-- ASSIGNED TASK --
Return all the entries below exactly, except for the images they hold.
┏━━
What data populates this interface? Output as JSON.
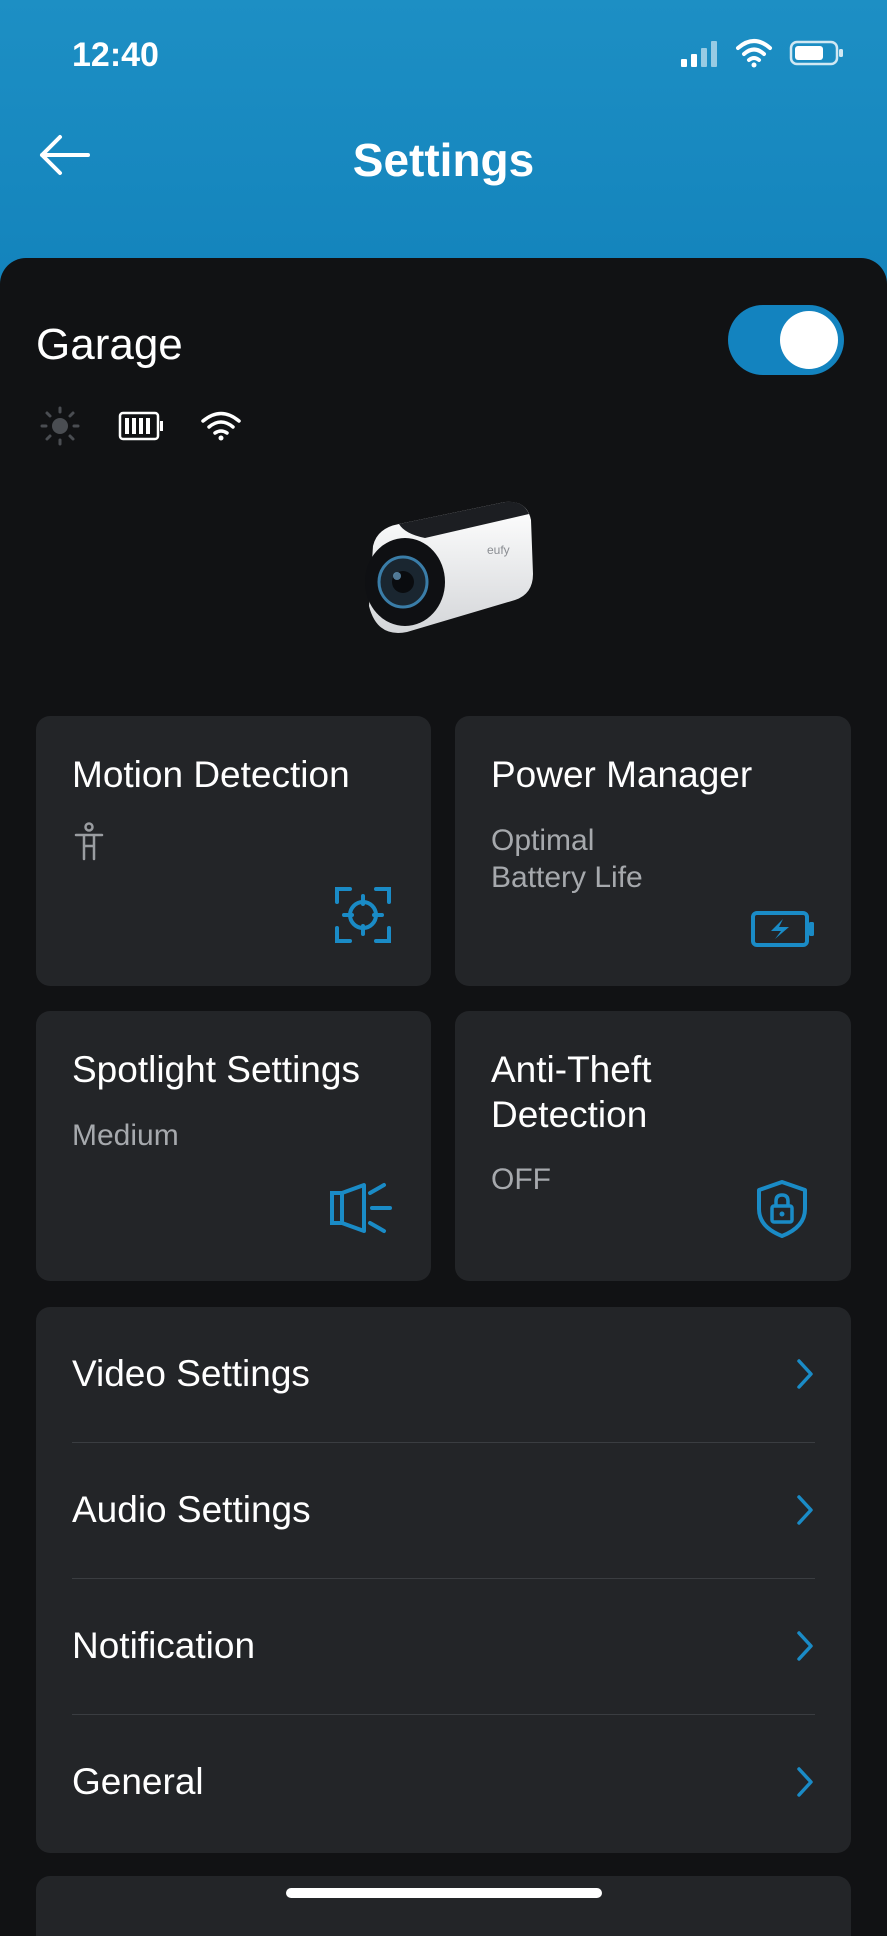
{
  "status_bar": {
    "time": "12:40"
  },
  "header": {
    "title": "Settings"
  },
  "device": {
    "name": "Garage",
    "enabled": true
  },
  "tiles": [
    {
      "title": "Motion Detection",
      "subtitle": "",
      "icon": "motion-detect-icon"
    },
    {
      "title": "Power Manager",
      "subtitle": "Optimal\nBattery Life",
      "icon": "battery-charging-icon"
    },
    {
      "title": "Spotlight Settings",
      "subtitle": "Medium",
      "icon": "spotlight-icon"
    },
    {
      "title": "Anti-Theft\nDetection",
      "subtitle": "OFF",
      "icon": "shield-lock-icon"
    }
  ],
  "menu": [
    {
      "label": "Video Settings"
    },
    {
      "label": "Audio Settings"
    },
    {
      "label": "Notification"
    },
    {
      "label": "General"
    }
  ],
  "colors": {
    "header": "#1d8fc4",
    "accent": "#1383bf",
    "card": "#232528",
    "background": "#111214"
  }
}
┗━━
-- FINISHED EXERCISE --
What data populates this interface? Output as JSON.
{
  "status_bar": {
    "time": "12:40"
  },
  "header": {
    "title": "Settings"
  },
  "device": {
    "name": "Garage",
    "enabled": true
  },
  "tiles": [
    {
      "title": "Motion Detection",
      "subtitle": "",
      "icon": "motion-detect-icon"
    },
    {
      "title": "Power Manager",
      "subtitle": "Optimal\nBattery Life",
      "icon": "battery-charging-icon"
    },
    {
      "title": "Spotlight Settings",
      "subtitle": "Medium",
      "icon": "spotlight-icon"
    },
    {
      "title": "Anti-Theft\nDetection",
      "subtitle": "OFF",
      "icon": "shield-lock-icon"
    }
  ],
  "menu": [
    {
      "label": "Video Settings"
    },
    {
      "label": "Audio Settings"
    },
    {
      "label": "Notification"
    },
    {
      "label": "General"
    }
  ],
  "colors": {
    "header": "#1d8fc4",
    "accent": "#1383bf",
    "card": "#232528",
    "background": "#111214"
  }
}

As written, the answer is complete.